(Entries from a dataset of interfaces)
◇ ◇ ◇ ◇
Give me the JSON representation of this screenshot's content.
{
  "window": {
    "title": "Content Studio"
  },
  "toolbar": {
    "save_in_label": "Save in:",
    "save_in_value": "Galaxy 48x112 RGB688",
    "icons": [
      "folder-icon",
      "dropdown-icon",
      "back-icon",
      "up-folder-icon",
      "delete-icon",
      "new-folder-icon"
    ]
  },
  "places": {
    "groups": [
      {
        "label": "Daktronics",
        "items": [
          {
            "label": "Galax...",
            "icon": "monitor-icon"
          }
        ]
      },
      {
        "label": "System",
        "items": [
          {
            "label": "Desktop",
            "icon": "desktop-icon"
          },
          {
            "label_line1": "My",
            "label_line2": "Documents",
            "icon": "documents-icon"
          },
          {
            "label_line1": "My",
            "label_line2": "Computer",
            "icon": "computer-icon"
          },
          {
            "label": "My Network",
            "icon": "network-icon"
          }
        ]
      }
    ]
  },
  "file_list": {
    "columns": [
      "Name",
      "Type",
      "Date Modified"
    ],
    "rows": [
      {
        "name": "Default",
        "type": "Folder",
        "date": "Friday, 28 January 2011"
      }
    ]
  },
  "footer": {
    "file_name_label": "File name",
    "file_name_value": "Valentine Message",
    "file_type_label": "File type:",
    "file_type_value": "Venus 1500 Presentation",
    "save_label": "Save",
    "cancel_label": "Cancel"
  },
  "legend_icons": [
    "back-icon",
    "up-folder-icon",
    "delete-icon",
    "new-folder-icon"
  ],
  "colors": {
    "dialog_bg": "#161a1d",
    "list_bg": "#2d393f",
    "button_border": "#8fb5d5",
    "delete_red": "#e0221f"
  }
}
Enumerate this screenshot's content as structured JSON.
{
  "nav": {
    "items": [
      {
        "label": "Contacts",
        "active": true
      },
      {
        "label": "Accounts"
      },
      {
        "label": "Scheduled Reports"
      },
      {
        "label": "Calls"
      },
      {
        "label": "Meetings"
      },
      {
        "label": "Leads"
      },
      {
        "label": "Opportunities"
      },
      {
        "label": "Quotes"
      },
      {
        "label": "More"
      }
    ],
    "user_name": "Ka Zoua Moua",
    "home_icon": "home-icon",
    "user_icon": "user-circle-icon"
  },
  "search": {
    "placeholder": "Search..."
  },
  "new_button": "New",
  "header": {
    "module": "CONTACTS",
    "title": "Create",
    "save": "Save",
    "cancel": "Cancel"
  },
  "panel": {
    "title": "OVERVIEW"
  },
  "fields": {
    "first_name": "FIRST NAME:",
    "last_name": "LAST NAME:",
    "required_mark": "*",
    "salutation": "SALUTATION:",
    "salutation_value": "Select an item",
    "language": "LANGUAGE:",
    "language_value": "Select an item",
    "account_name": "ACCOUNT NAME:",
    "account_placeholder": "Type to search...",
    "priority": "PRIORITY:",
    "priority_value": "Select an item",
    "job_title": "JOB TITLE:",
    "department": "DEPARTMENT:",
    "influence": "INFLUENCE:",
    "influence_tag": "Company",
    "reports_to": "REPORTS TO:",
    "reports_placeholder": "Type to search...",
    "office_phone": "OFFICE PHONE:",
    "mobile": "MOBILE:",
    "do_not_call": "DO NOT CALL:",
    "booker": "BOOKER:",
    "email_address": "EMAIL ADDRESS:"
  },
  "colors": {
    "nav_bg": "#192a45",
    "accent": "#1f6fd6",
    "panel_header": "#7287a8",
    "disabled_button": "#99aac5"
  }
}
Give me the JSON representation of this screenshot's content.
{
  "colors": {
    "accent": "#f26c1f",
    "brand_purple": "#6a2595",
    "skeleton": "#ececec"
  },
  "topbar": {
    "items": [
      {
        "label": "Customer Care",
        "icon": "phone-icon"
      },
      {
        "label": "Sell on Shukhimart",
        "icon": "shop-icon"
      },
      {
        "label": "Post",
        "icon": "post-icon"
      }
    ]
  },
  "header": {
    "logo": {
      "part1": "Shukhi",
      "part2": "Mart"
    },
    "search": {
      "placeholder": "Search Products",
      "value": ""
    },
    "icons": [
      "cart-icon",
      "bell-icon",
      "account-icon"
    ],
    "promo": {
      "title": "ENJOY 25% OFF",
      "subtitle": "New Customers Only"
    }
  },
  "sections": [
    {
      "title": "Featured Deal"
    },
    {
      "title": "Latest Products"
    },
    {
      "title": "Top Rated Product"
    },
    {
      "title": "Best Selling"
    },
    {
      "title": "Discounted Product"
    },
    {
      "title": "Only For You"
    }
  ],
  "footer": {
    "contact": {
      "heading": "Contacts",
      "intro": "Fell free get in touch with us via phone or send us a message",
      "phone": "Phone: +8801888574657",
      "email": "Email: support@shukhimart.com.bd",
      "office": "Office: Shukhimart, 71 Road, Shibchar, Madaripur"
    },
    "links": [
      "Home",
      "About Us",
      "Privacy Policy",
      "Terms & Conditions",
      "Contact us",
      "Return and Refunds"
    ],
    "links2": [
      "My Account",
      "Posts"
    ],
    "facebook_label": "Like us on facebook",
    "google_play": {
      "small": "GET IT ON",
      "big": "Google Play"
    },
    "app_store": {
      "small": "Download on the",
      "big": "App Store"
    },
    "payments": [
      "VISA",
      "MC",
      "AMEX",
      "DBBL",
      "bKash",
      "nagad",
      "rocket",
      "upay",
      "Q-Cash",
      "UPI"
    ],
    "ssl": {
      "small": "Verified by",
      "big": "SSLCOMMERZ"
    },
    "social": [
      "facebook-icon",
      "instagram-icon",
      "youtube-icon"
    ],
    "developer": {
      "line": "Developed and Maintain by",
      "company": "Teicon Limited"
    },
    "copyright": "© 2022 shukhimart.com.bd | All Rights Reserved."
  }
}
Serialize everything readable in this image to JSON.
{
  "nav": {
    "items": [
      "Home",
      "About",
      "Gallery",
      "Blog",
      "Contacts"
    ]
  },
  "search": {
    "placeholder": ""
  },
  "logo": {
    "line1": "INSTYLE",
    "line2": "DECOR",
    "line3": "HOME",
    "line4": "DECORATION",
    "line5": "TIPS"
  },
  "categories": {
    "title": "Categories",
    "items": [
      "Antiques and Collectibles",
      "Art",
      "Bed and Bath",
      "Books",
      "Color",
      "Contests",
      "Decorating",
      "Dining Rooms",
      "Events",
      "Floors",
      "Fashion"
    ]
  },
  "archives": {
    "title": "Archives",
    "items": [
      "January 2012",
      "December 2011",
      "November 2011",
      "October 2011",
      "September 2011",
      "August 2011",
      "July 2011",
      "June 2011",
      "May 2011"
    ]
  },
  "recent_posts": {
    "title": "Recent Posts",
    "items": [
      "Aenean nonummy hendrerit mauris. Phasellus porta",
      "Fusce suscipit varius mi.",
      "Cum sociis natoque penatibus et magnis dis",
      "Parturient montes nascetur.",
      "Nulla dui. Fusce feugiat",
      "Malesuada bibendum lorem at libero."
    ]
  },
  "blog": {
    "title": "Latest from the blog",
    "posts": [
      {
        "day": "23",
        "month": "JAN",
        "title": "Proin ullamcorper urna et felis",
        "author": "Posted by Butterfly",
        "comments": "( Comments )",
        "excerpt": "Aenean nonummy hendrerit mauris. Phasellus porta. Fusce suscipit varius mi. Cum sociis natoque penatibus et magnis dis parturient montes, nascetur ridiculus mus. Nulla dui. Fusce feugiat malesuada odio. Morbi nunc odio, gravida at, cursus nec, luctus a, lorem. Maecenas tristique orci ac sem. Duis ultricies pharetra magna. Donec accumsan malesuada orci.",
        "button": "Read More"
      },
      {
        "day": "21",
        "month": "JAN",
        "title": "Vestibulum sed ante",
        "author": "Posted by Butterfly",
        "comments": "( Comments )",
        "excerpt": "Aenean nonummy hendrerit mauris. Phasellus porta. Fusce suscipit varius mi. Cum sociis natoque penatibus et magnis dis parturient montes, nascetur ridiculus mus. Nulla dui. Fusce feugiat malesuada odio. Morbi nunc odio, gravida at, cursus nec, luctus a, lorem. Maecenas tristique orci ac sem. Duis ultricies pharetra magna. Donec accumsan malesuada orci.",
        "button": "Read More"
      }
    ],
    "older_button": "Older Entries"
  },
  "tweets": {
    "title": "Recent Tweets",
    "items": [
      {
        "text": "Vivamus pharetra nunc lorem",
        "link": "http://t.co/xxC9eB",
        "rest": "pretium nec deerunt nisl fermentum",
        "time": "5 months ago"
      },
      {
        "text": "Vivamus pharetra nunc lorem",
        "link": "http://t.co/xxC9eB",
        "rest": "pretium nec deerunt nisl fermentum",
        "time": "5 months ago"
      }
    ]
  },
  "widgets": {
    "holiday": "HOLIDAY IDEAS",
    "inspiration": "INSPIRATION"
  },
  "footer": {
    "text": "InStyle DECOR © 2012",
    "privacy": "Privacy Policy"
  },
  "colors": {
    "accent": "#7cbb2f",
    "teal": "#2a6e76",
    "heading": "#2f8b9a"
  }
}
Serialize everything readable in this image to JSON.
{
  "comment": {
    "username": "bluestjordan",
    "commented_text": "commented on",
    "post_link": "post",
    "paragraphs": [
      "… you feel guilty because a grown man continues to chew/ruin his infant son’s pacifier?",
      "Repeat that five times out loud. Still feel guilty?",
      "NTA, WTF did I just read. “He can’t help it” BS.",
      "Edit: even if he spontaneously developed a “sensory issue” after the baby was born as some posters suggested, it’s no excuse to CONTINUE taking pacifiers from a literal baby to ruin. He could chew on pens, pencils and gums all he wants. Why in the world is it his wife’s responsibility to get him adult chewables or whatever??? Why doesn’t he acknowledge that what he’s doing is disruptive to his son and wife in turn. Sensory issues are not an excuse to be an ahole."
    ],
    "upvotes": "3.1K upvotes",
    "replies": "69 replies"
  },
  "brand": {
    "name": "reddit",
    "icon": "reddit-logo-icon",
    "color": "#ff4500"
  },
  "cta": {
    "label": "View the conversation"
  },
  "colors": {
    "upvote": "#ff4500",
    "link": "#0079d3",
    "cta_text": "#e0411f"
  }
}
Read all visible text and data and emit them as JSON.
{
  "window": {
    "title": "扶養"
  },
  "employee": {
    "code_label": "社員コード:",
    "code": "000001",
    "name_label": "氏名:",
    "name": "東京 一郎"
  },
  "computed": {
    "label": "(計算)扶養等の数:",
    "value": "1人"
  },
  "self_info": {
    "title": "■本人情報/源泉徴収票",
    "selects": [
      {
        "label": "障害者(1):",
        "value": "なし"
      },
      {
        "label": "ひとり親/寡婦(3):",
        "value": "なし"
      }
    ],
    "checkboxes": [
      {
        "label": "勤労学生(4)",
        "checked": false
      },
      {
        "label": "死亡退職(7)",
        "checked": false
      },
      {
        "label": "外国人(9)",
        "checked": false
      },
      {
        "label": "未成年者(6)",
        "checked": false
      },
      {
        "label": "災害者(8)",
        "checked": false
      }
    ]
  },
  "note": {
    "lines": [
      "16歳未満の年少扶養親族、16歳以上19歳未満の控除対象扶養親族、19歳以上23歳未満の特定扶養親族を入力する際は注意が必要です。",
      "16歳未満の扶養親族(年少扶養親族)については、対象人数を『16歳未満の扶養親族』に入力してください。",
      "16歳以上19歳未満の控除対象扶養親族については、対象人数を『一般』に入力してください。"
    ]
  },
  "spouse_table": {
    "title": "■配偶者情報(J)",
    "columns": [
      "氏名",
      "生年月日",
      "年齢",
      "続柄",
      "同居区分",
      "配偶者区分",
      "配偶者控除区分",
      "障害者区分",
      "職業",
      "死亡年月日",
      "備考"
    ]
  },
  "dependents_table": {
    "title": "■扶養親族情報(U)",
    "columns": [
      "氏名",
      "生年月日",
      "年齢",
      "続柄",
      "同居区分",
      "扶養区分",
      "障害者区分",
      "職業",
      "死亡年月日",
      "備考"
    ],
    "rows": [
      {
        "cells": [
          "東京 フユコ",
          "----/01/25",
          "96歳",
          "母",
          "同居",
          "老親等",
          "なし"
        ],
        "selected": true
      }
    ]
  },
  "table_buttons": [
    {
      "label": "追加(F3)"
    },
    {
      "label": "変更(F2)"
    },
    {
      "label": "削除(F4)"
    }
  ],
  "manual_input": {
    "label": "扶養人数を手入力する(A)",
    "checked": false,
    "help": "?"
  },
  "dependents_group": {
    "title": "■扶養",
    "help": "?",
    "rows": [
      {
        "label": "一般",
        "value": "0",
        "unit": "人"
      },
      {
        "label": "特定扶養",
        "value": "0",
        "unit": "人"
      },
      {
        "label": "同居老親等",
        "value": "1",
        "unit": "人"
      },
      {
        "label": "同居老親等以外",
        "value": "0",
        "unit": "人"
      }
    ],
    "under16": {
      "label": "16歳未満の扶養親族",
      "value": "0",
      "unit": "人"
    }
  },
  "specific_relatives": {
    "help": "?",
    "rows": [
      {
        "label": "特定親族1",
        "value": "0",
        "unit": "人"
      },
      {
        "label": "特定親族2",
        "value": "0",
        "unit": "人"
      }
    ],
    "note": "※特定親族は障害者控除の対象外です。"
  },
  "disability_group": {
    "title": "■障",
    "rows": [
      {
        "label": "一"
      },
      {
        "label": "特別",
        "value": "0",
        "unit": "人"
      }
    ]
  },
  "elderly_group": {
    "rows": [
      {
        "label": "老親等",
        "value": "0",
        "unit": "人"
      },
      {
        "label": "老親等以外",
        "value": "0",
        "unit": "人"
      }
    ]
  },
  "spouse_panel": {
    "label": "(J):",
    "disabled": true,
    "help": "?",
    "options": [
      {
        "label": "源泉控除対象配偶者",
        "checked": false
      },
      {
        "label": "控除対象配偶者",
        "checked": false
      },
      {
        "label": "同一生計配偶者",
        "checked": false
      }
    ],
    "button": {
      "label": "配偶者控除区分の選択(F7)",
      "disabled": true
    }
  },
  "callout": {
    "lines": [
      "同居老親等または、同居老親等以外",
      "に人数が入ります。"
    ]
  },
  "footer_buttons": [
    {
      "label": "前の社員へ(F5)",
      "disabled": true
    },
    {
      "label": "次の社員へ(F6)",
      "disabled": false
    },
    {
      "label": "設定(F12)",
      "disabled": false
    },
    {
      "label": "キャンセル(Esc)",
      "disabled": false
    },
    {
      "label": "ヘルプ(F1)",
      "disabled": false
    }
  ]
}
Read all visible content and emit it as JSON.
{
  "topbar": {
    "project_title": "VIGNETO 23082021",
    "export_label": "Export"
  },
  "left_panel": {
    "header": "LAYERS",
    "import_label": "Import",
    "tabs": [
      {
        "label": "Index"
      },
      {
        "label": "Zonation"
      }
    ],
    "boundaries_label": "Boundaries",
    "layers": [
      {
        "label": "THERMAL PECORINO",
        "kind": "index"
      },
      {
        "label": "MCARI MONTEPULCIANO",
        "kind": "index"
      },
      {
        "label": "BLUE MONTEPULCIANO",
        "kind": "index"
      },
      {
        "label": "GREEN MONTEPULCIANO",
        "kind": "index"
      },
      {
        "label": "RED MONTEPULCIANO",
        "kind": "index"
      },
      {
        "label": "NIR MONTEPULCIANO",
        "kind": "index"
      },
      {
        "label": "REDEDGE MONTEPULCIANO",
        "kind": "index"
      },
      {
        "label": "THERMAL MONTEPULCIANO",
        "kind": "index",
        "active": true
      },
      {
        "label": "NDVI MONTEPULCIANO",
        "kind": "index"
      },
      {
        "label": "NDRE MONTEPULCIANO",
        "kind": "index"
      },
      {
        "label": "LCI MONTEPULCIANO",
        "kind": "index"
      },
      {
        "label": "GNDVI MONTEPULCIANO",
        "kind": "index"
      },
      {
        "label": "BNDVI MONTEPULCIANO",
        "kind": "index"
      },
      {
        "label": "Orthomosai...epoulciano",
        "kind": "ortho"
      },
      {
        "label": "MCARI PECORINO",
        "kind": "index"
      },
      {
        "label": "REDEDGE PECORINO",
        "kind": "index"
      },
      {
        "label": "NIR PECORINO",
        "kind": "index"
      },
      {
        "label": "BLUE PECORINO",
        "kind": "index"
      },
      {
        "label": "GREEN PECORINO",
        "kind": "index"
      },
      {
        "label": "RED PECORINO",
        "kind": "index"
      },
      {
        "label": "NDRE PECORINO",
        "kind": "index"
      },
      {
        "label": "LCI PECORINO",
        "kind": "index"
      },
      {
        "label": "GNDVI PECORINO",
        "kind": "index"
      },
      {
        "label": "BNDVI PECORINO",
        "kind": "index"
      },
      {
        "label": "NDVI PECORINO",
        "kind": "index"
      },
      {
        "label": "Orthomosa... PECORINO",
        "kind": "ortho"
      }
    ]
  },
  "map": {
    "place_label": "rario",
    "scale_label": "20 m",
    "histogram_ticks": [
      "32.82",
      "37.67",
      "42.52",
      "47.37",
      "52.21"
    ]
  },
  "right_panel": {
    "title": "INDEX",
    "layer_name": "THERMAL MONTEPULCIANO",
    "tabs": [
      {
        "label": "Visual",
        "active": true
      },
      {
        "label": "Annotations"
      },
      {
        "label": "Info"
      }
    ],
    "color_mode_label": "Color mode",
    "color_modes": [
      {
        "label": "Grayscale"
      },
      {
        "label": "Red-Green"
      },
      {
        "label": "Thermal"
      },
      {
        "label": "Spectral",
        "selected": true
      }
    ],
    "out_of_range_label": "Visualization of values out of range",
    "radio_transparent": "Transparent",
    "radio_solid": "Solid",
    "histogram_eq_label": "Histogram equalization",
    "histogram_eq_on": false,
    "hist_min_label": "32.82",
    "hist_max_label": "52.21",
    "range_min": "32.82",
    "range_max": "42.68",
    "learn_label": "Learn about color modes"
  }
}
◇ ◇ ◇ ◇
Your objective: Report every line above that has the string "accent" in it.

Response area:
    "accent": "#1f6fd6",
    "accent": "#f26c1f",
    "accent": "#7cbb2f",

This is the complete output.